President Jacob Zuma visited him and reported that the 94-year-old Mandela was in good health and comfortable.
The Kathrada Foundation said Zuma’s feedback was reassuring and comforting because it indicated that Mandela’s hospitalisation appeared to be for ailments consistent with any person his age.
Directly addressing Mandela, the statement touched on how inspiring he was and that the whole of South Africa was thinking of and praying for him.
“Even in such mundane times as routine hospital visits, you allow South Africans from across the length and breadth of this country to unite in concern for you. We appreciate your life and we trust that the legacy of your leadership will continue to inspire this generation of leaders.
“May your thoughts dwell on the open fields of Qunu, of South Africa’s children working together to build a non-racial, non-sexist, democratic society.

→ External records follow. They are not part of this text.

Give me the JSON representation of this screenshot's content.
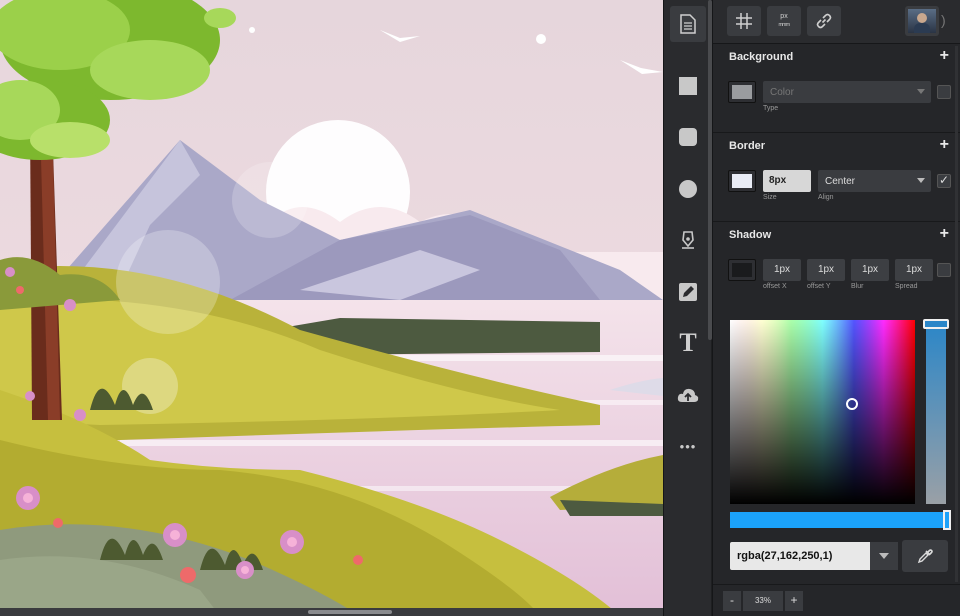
{
  "panel": {
    "background": {
      "title": "Background",
      "add_icon": "plus-icon",
      "type_value": "Color",
      "type_label": "Type",
      "swatch_color": "#9a9c9f"
    },
    "border": {
      "title": "Border",
      "add_icon": "plus-icon",
      "size_value": "8px",
      "size_label": "Size",
      "align_value": "Center",
      "align_label": "Align",
      "swatch_color": "#e9ecf5",
      "enabled": true
    },
    "shadow": {
      "title": "Shadow",
      "add_icon": "plus-icon",
      "swatch_color": "#1a1b1d",
      "fields": [
        {
          "value": "1px",
          "label": "offset X"
        },
        {
          "value": "1px",
          "label": "offset Y"
        },
        {
          "value": "1px",
          "label": "Blur"
        },
        {
          "value": "1px",
          "label": "Spread"
        }
      ]
    },
    "color_picker": {
      "value": "rgba(27,162,250,1)",
      "color": "#1ba2fa"
    },
    "zoom": {
      "minus": "-",
      "value": "33%",
      "plus": "+"
    },
    "top_toolbar": {
      "grid_icon": "grid-icon",
      "units_label_top": "px",
      "units_label_bottom": "mmm",
      "link_icon": "link-icon",
      "avatar": "user-avatar"
    }
  },
  "tools": [
    {
      "name": "page-icon"
    },
    {
      "name": "square-icon"
    },
    {
      "name": "rounded-square-icon"
    },
    {
      "name": "circle-icon"
    },
    {
      "name": "pen-tool-icon"
    },
    {
      "name": "pencil-icon"
    },
    {
      "name": "text-icon",
      "label": "T"
    },
    {
      "name": "upload-cloud-icon"
    },
    {
      "name": "more-icon",
      "label": "•••"
    }
  ]
}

“Even though you are honoured across the planet, you are our Madiba, and we continue to draw inspiration from your strength, conviction and fortitude. We look forward to good reports about your health,” the statement read.
Kathrada was jailed on Robben Island with Mandela, Walter Sisulu, Raymond Mhlaba and Elias Motsoaledi.
Meanwhile South Africans prayed yesterday for Mandela and anxiously awaited further word on his condition.
After Zuma’s visit, Presidency spokesman Mac Maharaj said the president found the frail 94-year-old to be “comfortable and in good care”.
Maharaj offered no other details about Mandela, nor what medical tests he had undergone since entering the hospital on Saturday.
The continued uncertainty about Mandela’s health saw worshippers gather at the Regina Mundi Catholic church in Soweto yesterday to pray for the icon. The church was once a centre of anti-apartheid protests and funerals.
“Yes, it really worries us because he is a great person,” churchgoer Shainet Mnkomo said as she left an early morning service. “He did so many things to the country, he’s one of those persons who we remember most.”
In February, Mandela spent a night in hospital for minor diagnostic surgery to determine the cause of an abdominal complaint.
In January 2011, Mandela was admitted to a Joburg hospital for what officials initially described as tests, but what turned out to be an acute respiratory infection. He was discharged a few days later.
Mandela contracted tuberculosis during his years in prison. He also had surgery for an enlarged prostate gland in 1985.
The nation’s military has taken over his medical care since the respiratory infection. – Sapa-AP